An OLD MAN and a WISE MAN are sitting on a bench.

WISE MAN: Tell me, Old Man, if you had one piece of advice to give young students, what would it be?
OLD MAN: I would tell them to be neither too proud or too ashamed of their music taste. The music you hear when you are young will expand to fill the space you provide for it, regardless of how good or bad it is. Perhaps you will be lucky, and you will find that the music you hear at 18 remains excellent. Perhaps you will be unlucky, and your bloom of youth will be wasted on awful novelty indie records that if you screw up your ears sound a tiny bit like a Wedding Present B-Side. But do not congratulate or blame yourself – it is not your choice.
OLD MAN: You disagree?
WISE MAN: I would say that the music you use to accompany good times becomes good through them. Don’t be so quick to discount or belittle pleasure. The time you spend alone, weighing and measuring music with the benefit of hindsight, is surely worth less than the time you spent belting its nonsensical lyrics out on walks back from the pub.

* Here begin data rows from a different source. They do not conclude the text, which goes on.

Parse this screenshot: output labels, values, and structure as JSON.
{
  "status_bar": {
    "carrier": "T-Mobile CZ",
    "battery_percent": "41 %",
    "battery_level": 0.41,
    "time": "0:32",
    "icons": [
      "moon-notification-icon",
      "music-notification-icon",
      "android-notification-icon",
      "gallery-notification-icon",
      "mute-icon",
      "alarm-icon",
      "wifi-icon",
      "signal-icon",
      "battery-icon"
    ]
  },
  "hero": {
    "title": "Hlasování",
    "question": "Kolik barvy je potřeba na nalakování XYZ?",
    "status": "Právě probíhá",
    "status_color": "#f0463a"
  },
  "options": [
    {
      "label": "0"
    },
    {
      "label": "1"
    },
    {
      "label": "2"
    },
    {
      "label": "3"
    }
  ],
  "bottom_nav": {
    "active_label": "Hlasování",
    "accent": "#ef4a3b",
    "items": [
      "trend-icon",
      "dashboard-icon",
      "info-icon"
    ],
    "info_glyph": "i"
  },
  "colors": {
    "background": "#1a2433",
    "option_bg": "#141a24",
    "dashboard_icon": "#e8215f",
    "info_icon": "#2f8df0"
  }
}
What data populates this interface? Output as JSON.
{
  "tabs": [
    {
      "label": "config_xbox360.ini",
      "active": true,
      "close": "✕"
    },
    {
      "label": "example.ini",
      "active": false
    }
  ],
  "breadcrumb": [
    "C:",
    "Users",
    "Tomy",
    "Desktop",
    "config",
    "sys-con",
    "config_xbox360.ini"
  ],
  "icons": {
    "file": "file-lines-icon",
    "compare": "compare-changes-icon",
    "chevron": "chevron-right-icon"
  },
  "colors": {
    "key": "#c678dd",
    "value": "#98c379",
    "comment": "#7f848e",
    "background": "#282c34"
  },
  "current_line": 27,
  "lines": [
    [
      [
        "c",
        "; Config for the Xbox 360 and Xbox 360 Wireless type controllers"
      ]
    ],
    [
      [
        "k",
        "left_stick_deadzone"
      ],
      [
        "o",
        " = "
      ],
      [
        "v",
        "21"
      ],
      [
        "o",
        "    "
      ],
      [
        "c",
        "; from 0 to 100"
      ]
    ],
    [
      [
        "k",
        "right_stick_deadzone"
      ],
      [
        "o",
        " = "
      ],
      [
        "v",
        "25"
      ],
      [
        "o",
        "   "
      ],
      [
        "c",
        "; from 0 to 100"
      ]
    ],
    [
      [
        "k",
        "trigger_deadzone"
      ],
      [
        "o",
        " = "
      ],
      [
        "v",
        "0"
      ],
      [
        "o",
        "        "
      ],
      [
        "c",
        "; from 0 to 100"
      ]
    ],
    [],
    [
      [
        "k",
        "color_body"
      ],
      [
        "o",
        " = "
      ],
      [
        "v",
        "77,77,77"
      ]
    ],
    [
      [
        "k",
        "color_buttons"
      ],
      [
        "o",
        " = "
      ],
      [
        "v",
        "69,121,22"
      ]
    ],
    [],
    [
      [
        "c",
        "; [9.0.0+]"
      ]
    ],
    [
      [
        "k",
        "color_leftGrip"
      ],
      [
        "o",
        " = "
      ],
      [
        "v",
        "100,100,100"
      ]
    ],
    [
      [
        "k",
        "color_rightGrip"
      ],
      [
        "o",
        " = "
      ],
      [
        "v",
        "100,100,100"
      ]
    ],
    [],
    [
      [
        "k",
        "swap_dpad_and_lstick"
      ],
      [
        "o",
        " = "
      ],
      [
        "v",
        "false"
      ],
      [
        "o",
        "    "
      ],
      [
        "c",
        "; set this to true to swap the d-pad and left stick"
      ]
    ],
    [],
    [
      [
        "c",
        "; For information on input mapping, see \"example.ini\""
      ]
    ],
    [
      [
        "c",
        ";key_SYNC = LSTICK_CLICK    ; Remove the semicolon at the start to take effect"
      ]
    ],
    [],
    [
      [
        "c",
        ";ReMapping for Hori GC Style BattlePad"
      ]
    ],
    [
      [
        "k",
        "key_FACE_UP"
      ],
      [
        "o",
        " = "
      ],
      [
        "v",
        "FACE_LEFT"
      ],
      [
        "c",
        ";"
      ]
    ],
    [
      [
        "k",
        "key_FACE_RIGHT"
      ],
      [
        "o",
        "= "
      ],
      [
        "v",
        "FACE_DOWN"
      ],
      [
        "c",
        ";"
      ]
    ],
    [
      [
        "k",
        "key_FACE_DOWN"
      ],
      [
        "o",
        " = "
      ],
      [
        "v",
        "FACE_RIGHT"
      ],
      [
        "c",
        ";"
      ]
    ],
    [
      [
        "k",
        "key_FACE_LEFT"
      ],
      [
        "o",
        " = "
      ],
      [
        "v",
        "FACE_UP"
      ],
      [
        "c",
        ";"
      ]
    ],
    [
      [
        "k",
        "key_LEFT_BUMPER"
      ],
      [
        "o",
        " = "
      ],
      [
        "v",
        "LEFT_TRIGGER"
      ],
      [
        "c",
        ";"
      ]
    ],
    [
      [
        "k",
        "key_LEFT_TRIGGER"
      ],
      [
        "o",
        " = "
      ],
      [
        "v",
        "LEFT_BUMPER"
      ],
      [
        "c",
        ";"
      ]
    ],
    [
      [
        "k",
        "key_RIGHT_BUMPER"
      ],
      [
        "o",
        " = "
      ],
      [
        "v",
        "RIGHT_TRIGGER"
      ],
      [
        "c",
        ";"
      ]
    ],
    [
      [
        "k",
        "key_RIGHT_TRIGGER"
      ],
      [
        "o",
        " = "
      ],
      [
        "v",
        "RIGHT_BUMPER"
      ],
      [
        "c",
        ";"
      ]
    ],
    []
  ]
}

OLD MAN: Preposterous! Next you’ll be telling me not to be ashamed of remembering all those lyrics word for word.
WISE MAN: What lyrics?
OLD MAN: (takes deep breath) “My! Brother! Knows Karl Mark! Met him eating mushrooms in the People’s Park! He said what do you think about my manifesto? I like your manifesto, put it to the testo…”

(exit pursued by an angry dog)